— What is expected —
Where a line holds the word "Avanzate", copy it from the records.

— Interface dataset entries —
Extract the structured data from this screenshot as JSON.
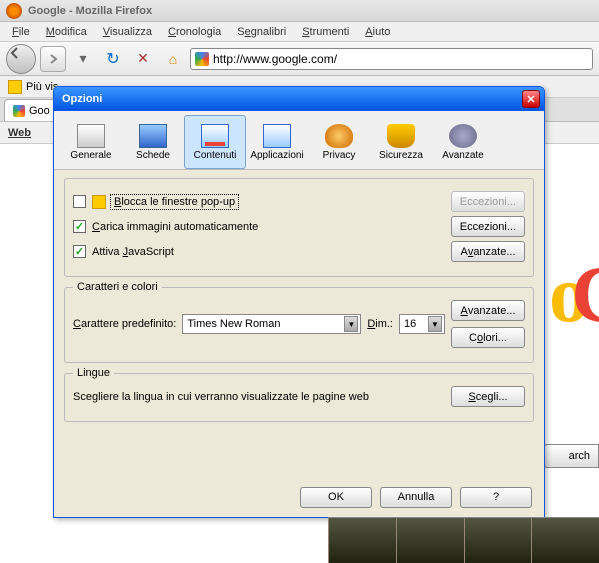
{
  "window": {
    "title": "Google - Mozilla Firefox"
  },
  "menubar": [
    "File",
    "Modifica",
    "Visualizza",
    "Cronologia",
    "Segnalibri",
    "Strumenti",
    "Aiuto"
  ],
  "url": "http://www.google.com/",
  "bookmark_label": "Più vis",
  "tab_label": "Goo",
  "sidebar_label": "Web",
  "search_btn_bg": "arch",
  "dialog": {
    "title": "Opzioni",
    "categories": [
      {
        "label": "Generale"
      },
      {
        "label": "Schede"
      },
      {
        "label": "Contenuti"
      },
      {
        "label": "Applicazioni"
      },
      {
        "label": "Privacy"
      },
      {
        "label": "Sicurezza"
      },
      {
        "label": "Avanzate"
      }
    ],
    "popup": {
      "block_label": "Blocca le finestre pop-up",
      "exceptions_btn": "Eccezioni...",
      "load_images_label": "Carica immagini automaticamente",
      "exceptions2_btn": "Eccezioni...",
      "enable_js_label": "Attiva JavaScript",
      "advanced_btn": "Avanzate..."
    },
    "fonts": {
      "legend": "Caratteri e colori",
      "default_label": "Carattere predefinito:",
      "font_value": "Times New Roman",
      "size_label": "Dim.:",
      "size_value": "16",
      "advanced_btn": "Avanzate...",
      "colors_btn": "Colori..."
    },
    "languages": {
      "legend": "Lingue",
      "desc": "Scegliere la lingua in cui verranno visualizzate le pagine web",
      "choose_btn": "Scegli..."
    },
    "footer": {
      "ok": "OK",
      "cancel": "Annulla",
      "help": "?"
    }
  }
}
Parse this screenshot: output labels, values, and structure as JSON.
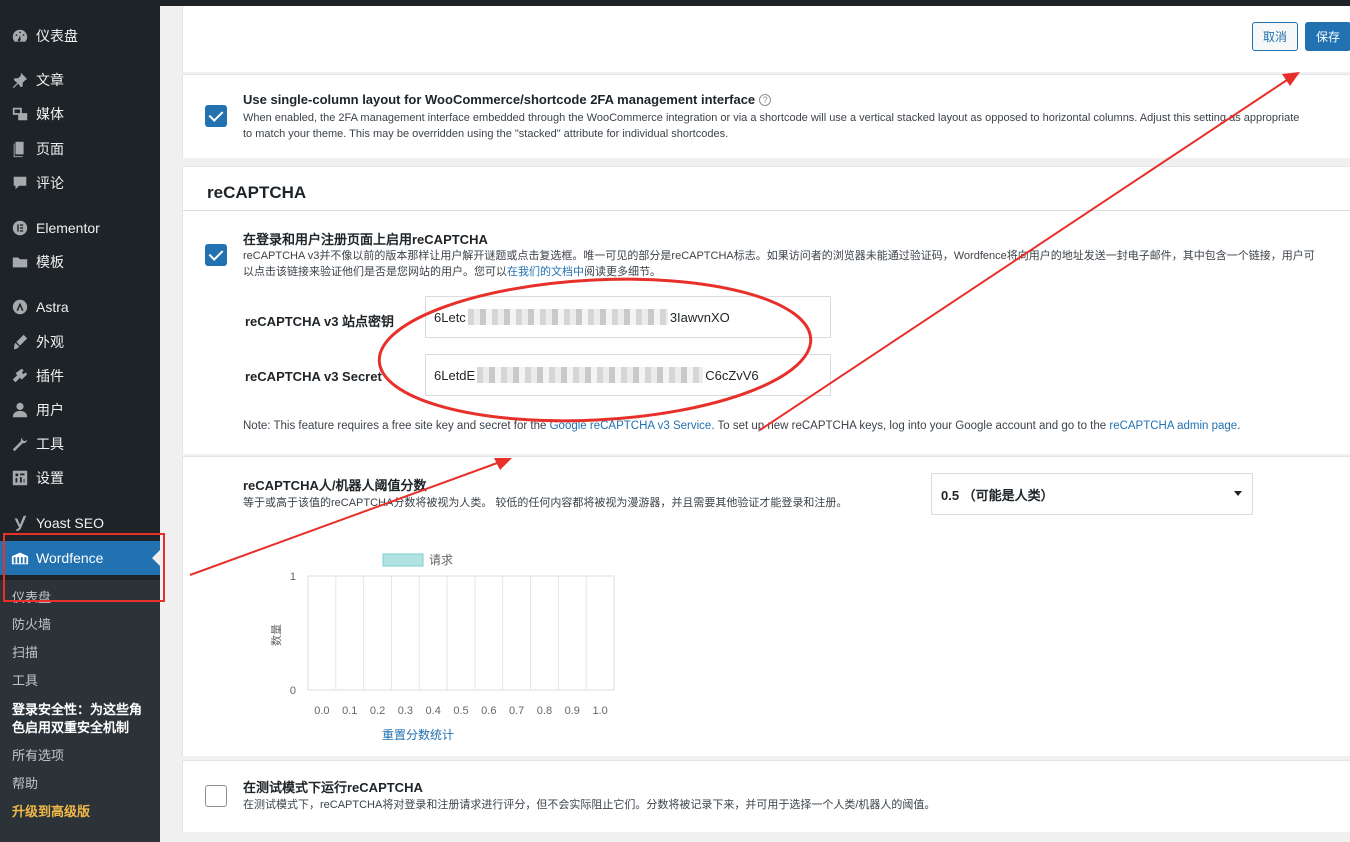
{
  "sidebar": {
    "items": [
      {
        "label": "仪表盘",
        "icon": "dashboard-icon"
      },
      {
        "label": "文章",
        "icon": "pin-icon"
      },
      {
        "label": "媒体",
        "icon": "media-icon"
      },
      {
        "label": "页面",
        "icon": "page-icon"
      },
      {
        "label": "评论",
        "icon": "comment-icon"
      },
      {
        "label": "Elementor",
        "icon": "elementor-icon"
      },
      {
        "label": "模板",
        "icon": "folder-icon"
      },
      {
        "label": "Astra",
        "icon": "astra-icon"
      },
      {
        "label": "外观",
        "icon": "brush-icon"
      },
      {
        "label": "插件",
        "icon": "plugin-icon"
      },
      {
        "label": "用户",
        "icon": "user-icon"
      },
      {
        "label": "工具",
        "icon": "wrench-icon"
      },
      {
        "label": "设置",
        "icon": "settings-icon"
      },
      {
        "label": "Yoast SEO",
        "icon": "yoast-icon"
      },
      {
        "label": "Wordfence",
        "icon": "wordfence-icon"
      }
    ],
    "submenu": [
      "仪表盘",
      "防火墙",
      "扫描",
      "工具",
      "登录安全性：为这些角色启用双重安全机制",
      "所有选项",
      "帮助",
      "升级到高级版"
    ]
  },
  "toolbar": {
    "cancel_label": "取消",
    "save_label": "保存"
  },
  "single_column": {
    "title": "Use single-column layout for WooCommerce/shortcode 2FA management interface",
    "help_glyph": "?",
    "desc": "When enabled, the 2FA management interface embedded through the WooCommerce integration or via a shortcode will use a vertical stacked layout as opposed to horizontal columns. Adjust this setting as appropriate to match your theme. This may be overridden using the \"stacked\" attribute for individual shortcodes.",
    "checked": true
  },
  "recaptcha": {
    "section_title": "reCAPTCHA",
    "enable_title": "在登录和用户注册页面上启用reCAPTCHA",
    "enable_desc_before": "reCAPTCHA v3并不像以前的版本那样让用户解开谜题或点击复选框。唯一可见的部分是reCAPTCHA标志。如果访问者的浏览器未能通过验证码，Wordfence将向用户的地址发送一封电子邮件，其中包含一个链接，用户可以点击该链接来验证他们是否是您网站的用户。您可以",
    "enable_desc_link": "在我们的文档中",
    "enable_desc_after": "阅读更多细节。",
    "site_key_label": "reCAPTCHA v3 站点密钥",
    "site_key_prefix": "6Letc",
    "site_key_suffix": "3IawvnXO",
    "secret_label": "reCAPTCHA v3 Secret",
    "secret_prefix": "6LetdE",
    "secret_suffix": "C6cZvV6",
    "note_before": "Note: This feature requires a free site key and secret for the ",
    "note_link1": "Google reCAPTCHA v3 Service",
    "note_middle": ". To set up new reCAPTCHA keys, log into your Google account and go to the ",
    "note_link2": "reCAPTCHA admin page",
    "note_after": ".",
    "threshold_title": "reCAPTCHA人/机器人阈值分数",
    "threshold_desc": "等于或高于该值的reCAPTCHA分数将被视为人类。 较低的任何内容都将被视为漫游器，并且需要其他验证才能登录和注册。",
    "threshold_value": "0.5 （可能是人类）",
    "reset_link": "重置分数统计",
    "test_title": "在测试模式下运行reCAPTCHA",
    "test_desc": "在测试模式下，reCAPTCHA将对登录和注册请求进行评分，但不会实际阻止它们。分数将被记录下来，并可用于选择一个人类/机器人的阈值。",
    "test_checked": false
  },
  "chart_data": {
    "type": "bar",
    "categories": [
      "0.0",
      "0.1",
      "0.2",
      "0.3",
      "0.4",
      "0.5",
      "0.6",
      "0.7",
      "0.8",
      "0.9",
      "1.0"
    ],
    "series": [
      {
        "name": "请求",
        "values": [
          0,
          0,
          0,
          0,
          0,
          0,
          0,
          0,
          0,
          0,
          0
        ],
        "color": "#b2e3e3"
      }
    ],
    "ylabel": "数量",
    "ylim": [
      0,
      1
    ],
    "yticks": [
      "0",
      "1"
    ],
    "legend": "top-center",
    "grid": true
  },
  "colors": {
    "accent": "#2271b1",
    "sidebar": "#1d2327",
    "annotation": "#e8302a"
  }
}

— Response to the exercise —
        "label": "Avanzate"
      "advanced_btn": "Avanzate..."
      "advanced_btn": "Avanzate...",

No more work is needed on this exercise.